Monday, April 11, 2005

Precious privilege becomes a right

In her March 18 column entitled "Narrow-minded Majority," the Kansas City Star's Barbara Shelly writes, "Conservatives were outmaneuvered in Topeka last session and missed the chance to send Kansans to the polls to defend the sanctity of marriage, preserve the Judeo-Christian tradition and spare the state from the homosexual agenda and activist judges."

"Whose day-to-day lives are actually worse off if committed gays and lesbians enter into formal lifelong partnerships?," Shelly asks. " I haven't yet heard a good answer to that one. Who gets hurt by these public votes to deny a precious privilege to a minority group?"

Speaking for myself, my day-to-day life wouldn't be worse off. However, I also don't believe my day-to-day life would suffer if some guy in Olathe were married to five women. The point is we as a society have placed limits on the "precious privilege" known as marriage. Shelly and other liberals would unlikely expand the privilege to one man and one tree or to one man and five women, so the difference between the "narrow-minded majority" and the "enlightened" liberals is at what point do we place the limits. A majority believes the point should be where it has always been in Kansas and this country, i.e., marriage is between one man and one woman.
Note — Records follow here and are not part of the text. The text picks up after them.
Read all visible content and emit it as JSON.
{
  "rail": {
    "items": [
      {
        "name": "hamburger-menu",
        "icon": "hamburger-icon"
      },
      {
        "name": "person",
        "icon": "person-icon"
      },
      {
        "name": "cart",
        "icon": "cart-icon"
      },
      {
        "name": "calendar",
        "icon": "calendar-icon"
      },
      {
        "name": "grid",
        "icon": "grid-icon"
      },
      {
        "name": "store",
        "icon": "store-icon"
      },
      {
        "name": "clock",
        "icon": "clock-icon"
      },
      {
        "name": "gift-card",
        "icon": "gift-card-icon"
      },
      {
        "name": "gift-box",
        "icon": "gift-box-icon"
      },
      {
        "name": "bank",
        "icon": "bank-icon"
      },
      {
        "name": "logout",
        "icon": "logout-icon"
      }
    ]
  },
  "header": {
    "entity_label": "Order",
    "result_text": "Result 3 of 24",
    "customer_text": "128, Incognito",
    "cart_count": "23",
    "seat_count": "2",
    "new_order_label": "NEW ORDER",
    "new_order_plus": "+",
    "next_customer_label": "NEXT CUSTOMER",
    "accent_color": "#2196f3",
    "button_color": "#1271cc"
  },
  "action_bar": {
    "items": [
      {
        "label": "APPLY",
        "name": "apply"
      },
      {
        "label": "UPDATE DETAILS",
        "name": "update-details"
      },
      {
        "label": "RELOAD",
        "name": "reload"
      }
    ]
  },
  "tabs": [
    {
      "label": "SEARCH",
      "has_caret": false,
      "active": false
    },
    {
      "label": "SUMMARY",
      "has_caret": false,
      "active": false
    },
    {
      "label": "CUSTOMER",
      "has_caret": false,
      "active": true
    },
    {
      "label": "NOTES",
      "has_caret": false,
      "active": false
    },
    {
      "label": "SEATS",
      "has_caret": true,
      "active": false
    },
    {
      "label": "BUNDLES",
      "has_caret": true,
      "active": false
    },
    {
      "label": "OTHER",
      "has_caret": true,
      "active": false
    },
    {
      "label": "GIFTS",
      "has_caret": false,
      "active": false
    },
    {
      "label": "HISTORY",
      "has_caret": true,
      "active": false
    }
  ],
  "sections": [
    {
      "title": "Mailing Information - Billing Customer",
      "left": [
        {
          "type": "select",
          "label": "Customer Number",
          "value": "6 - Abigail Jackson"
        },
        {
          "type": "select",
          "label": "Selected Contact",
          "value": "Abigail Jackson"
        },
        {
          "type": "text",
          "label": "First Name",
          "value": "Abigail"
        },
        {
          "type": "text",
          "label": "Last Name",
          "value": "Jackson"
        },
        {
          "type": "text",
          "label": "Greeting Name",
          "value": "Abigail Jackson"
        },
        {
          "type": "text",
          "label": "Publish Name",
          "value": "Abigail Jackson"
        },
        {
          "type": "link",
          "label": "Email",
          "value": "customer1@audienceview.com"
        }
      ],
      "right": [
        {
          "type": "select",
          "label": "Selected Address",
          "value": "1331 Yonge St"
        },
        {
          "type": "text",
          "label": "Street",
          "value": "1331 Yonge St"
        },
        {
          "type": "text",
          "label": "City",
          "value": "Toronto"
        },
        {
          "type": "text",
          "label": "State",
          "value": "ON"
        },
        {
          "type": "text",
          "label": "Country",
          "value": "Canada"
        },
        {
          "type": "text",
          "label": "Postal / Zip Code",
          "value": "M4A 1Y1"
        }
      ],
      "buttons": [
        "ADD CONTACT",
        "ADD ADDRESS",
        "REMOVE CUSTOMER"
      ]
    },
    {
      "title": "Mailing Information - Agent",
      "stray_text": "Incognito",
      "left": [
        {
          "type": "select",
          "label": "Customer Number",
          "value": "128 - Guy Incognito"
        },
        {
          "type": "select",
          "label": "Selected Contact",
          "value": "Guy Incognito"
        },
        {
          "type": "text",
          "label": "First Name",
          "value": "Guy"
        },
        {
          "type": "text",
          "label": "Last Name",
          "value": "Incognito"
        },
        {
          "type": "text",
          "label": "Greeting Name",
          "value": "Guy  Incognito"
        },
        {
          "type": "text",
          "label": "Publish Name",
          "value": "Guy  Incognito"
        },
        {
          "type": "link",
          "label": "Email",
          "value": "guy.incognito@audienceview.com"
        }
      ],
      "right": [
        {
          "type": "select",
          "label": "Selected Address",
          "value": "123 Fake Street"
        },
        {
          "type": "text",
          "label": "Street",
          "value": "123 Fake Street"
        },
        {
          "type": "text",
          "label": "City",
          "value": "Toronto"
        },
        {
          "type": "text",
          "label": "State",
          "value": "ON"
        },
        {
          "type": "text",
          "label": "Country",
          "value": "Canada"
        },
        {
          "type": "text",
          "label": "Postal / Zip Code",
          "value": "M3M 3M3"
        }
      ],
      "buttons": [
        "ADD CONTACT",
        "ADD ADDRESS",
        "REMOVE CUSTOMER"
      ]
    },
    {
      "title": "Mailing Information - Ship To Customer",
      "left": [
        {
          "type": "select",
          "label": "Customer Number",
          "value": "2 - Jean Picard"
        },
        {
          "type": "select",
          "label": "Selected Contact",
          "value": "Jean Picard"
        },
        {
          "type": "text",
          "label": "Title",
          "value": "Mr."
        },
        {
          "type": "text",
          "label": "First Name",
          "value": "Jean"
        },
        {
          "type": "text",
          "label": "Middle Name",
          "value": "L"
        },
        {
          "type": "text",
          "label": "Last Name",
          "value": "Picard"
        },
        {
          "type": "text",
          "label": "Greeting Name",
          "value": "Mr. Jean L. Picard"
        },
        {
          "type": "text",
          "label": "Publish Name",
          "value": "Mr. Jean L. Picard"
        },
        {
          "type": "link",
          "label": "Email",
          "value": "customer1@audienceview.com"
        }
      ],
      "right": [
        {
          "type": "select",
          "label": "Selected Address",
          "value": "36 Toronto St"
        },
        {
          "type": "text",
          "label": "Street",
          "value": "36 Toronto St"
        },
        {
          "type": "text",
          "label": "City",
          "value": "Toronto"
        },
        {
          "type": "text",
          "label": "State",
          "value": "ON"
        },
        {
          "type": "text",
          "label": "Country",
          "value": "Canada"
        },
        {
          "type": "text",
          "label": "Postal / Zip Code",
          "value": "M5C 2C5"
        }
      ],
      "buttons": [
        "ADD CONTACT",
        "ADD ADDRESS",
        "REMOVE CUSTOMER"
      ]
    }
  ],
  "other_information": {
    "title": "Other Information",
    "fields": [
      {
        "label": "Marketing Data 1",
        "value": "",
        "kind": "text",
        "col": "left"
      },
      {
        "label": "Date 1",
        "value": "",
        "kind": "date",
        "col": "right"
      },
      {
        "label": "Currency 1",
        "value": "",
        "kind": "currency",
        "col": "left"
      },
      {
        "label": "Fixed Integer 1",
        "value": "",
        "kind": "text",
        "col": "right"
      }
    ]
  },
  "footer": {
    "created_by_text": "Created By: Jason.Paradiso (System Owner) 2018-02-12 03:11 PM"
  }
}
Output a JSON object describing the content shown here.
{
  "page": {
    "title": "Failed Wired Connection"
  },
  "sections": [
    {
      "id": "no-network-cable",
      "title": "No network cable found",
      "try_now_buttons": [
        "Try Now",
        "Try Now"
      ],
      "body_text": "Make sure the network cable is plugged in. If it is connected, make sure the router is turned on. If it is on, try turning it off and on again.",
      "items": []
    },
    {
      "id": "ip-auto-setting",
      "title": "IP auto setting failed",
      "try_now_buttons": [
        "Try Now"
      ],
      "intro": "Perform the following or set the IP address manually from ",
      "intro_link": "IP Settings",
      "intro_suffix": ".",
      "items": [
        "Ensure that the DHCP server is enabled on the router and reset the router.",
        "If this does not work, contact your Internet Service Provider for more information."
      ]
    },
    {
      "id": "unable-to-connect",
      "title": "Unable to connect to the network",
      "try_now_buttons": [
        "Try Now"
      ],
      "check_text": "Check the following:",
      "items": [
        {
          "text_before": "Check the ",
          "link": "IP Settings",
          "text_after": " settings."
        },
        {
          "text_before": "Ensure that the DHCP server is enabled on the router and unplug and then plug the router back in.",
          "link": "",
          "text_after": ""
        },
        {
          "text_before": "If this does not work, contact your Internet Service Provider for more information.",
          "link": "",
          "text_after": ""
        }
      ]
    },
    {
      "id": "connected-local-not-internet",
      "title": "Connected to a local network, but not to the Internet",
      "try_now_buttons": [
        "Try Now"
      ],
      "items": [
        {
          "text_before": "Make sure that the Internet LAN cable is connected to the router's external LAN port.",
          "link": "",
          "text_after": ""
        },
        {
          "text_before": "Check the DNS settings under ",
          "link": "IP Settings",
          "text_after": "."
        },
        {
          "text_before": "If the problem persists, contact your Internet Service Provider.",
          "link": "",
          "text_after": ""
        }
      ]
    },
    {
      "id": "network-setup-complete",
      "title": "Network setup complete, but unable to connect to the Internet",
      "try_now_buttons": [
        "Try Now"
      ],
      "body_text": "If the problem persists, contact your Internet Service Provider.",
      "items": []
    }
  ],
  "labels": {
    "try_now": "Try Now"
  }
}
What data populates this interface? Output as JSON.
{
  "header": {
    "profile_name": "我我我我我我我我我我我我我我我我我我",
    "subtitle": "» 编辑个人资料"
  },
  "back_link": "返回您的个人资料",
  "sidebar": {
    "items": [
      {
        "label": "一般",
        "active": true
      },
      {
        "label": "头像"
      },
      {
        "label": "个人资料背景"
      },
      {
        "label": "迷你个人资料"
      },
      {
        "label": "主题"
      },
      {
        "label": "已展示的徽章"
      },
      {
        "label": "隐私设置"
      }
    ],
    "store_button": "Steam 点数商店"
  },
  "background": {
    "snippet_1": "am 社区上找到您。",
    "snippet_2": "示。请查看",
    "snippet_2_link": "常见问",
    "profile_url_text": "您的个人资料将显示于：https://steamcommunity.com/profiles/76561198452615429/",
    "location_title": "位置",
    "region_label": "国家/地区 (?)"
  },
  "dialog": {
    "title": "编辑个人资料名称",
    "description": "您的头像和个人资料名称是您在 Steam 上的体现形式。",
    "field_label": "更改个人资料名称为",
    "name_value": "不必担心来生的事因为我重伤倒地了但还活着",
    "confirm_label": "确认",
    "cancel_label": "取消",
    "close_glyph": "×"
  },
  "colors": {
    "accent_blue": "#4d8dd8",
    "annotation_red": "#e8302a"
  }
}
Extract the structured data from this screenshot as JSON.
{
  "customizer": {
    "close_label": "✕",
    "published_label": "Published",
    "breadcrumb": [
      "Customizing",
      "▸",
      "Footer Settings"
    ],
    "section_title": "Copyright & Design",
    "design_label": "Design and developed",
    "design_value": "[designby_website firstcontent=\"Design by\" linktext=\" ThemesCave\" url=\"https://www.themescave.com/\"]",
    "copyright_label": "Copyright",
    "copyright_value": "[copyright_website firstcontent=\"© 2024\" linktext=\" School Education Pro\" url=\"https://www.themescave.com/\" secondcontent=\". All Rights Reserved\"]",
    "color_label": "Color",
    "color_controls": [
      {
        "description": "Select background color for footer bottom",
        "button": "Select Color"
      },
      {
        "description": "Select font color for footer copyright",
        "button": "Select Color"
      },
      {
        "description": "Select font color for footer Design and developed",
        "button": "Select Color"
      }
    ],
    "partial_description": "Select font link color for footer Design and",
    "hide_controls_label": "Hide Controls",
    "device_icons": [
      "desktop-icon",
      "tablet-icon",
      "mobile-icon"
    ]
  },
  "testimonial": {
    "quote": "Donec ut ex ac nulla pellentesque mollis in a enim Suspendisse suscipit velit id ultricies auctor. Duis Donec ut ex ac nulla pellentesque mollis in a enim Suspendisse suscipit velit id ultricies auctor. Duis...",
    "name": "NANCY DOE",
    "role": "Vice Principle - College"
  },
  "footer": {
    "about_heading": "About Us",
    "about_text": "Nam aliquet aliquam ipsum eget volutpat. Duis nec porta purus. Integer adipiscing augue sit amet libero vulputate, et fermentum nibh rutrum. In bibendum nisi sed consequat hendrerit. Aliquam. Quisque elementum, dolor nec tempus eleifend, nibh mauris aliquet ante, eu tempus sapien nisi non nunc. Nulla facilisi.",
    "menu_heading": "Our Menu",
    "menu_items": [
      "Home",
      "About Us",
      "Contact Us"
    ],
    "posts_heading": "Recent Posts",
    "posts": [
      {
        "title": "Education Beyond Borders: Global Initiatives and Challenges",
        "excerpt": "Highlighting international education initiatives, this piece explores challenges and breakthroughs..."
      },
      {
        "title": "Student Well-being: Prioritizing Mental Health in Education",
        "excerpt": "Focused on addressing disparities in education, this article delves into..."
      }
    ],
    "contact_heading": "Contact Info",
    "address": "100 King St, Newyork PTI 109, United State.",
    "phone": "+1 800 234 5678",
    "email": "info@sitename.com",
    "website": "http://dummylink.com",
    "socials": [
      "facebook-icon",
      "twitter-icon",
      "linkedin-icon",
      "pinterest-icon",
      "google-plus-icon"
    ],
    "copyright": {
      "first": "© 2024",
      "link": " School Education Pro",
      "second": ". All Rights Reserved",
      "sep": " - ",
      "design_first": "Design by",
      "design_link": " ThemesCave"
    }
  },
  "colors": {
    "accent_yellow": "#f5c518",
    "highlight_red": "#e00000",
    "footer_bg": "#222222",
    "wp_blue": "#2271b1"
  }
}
Further into her column, Shelly changes the "precious privilege" of marriage into a "right" t0 marry: "You can't affirm a person as an equal and then deny him or her access to the same legal and human rights that you take for granted."

Given that all rights are individual rights, the belief that there is a right to marry is where those activist judges come in. The late Balint Vazonyi explained the misinterpretation of rights in America's 30 Years War (1998): "What do we make of the assertion by a highly placed member of the judiciary that 'rights not listed in the Constitution are cherished, if anything, more than the ones that are'? What is the source of such rights? Who guarantees them? Judge Reinhardt's first example is the right to marry. But since marriage will occur only with the consent of two people, no individual can assert a right to it. Government cannot require the consent of either party, thus government cannot deliver a guarantee for it."